WORK ORDER >>
Restate word for word the lines below that run from the one holding "Transcribe this image's" through the one holding "Convert this screenshot", inclusive. Pictures don't belong in the copy.
INFORMATION Block Start
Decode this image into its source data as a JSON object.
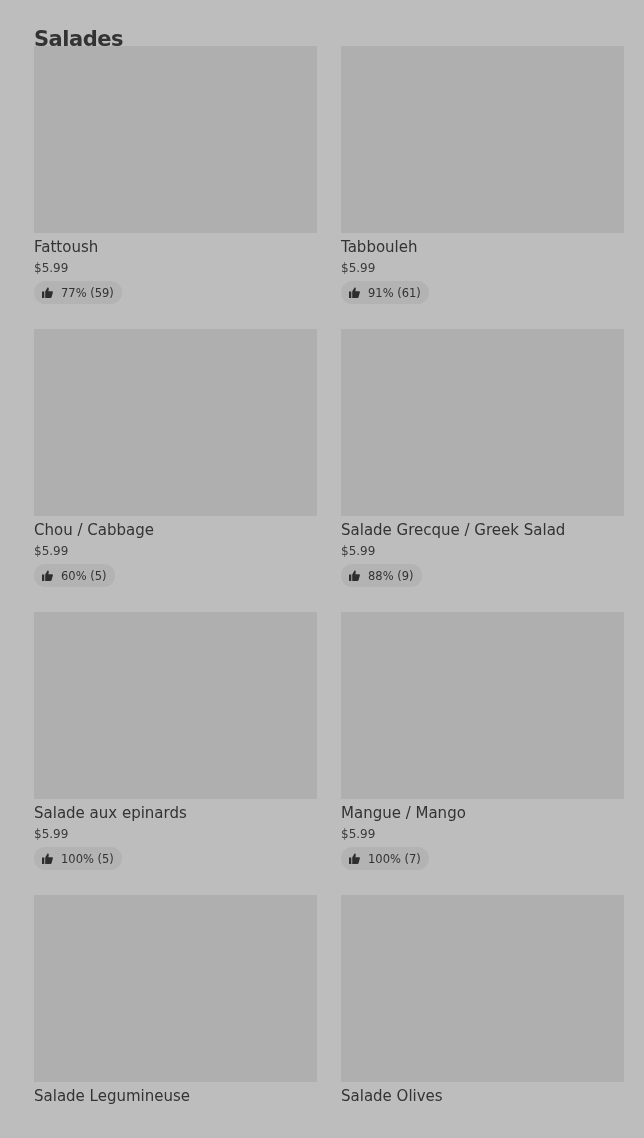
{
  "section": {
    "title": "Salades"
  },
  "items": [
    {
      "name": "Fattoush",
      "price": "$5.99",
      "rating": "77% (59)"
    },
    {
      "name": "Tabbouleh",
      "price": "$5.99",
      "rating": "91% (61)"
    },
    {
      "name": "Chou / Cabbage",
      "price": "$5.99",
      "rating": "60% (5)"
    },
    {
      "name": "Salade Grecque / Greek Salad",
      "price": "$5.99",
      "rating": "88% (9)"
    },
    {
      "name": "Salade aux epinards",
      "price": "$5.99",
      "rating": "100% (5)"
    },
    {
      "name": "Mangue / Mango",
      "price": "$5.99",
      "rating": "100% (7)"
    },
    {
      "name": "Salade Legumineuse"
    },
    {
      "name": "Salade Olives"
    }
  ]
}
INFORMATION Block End
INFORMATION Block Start
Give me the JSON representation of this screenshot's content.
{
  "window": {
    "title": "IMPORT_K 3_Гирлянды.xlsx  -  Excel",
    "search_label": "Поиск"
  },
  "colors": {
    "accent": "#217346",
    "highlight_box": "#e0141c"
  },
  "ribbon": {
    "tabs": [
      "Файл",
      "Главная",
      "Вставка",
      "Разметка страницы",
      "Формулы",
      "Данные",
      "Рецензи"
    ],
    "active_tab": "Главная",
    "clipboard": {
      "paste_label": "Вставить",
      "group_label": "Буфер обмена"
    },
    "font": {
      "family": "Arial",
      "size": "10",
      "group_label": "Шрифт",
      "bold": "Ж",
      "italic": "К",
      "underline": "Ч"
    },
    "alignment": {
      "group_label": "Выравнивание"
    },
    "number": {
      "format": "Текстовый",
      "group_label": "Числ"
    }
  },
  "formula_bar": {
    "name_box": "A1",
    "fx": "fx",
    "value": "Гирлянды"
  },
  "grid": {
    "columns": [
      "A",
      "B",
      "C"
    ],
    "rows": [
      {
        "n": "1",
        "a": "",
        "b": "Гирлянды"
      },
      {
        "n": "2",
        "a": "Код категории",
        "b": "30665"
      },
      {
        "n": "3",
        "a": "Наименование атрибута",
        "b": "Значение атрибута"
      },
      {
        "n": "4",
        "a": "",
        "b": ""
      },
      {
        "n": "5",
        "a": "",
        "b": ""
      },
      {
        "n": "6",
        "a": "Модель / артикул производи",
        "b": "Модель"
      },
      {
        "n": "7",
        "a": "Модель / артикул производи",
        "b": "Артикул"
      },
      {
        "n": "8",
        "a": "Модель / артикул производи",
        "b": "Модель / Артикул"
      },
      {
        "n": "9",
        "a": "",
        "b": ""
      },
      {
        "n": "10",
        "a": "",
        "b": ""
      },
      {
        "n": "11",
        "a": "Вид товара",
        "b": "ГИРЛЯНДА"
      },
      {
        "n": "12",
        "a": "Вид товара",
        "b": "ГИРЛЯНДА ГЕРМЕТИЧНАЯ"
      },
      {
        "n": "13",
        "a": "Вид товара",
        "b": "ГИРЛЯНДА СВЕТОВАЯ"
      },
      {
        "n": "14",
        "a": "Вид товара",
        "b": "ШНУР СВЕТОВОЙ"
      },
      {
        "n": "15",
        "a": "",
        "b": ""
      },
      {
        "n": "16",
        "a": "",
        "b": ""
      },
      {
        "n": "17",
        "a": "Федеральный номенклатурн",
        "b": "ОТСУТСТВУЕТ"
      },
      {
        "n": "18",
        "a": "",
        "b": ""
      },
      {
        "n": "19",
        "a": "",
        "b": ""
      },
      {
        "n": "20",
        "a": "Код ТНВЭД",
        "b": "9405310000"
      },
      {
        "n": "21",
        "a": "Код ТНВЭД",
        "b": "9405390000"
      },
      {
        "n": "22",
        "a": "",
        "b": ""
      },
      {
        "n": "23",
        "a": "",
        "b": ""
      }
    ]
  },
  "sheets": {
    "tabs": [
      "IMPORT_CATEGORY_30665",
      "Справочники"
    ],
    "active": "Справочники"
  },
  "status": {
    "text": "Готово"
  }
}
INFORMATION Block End
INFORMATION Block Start
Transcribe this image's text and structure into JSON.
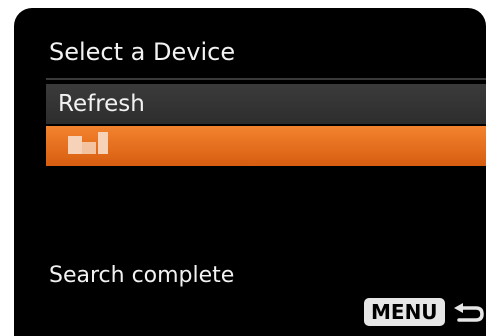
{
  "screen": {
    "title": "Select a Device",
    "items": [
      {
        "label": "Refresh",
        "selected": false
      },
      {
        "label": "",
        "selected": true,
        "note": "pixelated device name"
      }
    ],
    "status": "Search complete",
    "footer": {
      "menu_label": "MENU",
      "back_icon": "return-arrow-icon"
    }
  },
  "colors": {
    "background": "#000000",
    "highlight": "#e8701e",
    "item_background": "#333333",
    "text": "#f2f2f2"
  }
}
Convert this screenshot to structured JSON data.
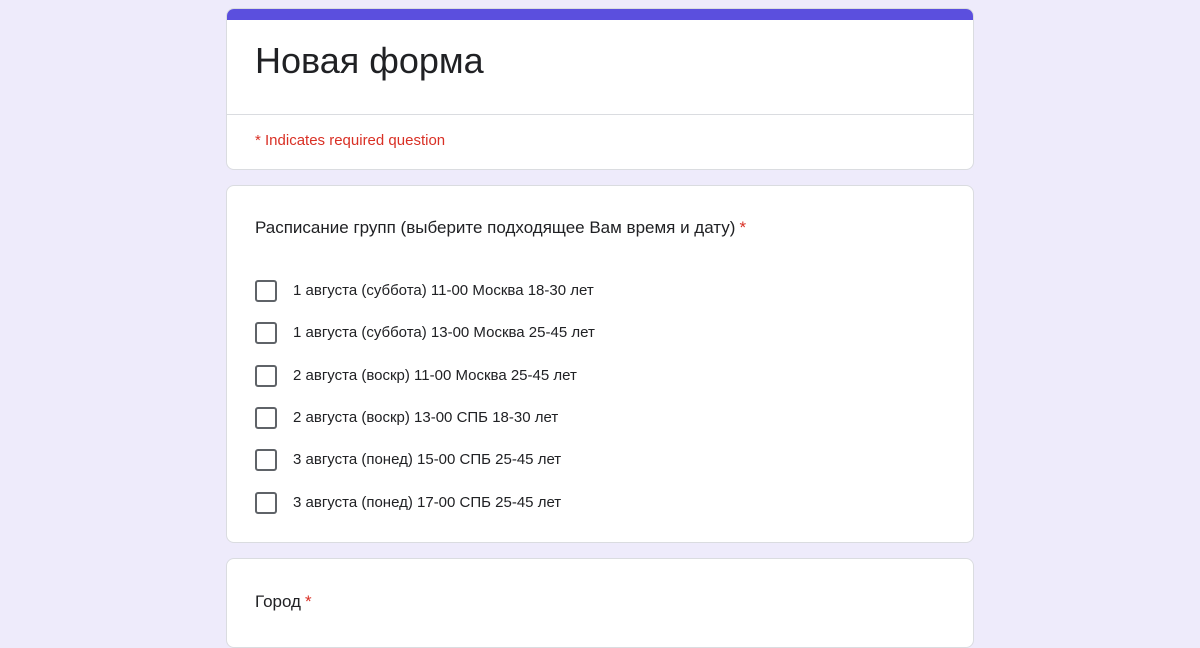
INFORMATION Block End
EXPECTED OUTPUT >>
Transcribe this image's text and structure into JSON.
{
  "screen": {
    "title": "Select a Device",
    "items": [
      {
        "label": "Refresh",
        "selected": false
      },
      {
        "label": "",
        "selected": true,
        "note": "pixelated device name"
      }
    ],
    "status": "Search complete",
    "footer": {
      "menu_label": "MENU",
      "back_icon": "return-arrow-icon"
    }
  },
  "colors": {
    "background": "#000000",
    "highlight": "#e8701e",
    "item_background": "#333333",
    "text": "#f2f2f2"
  }
}
Convert this screenshot to structured JSON data.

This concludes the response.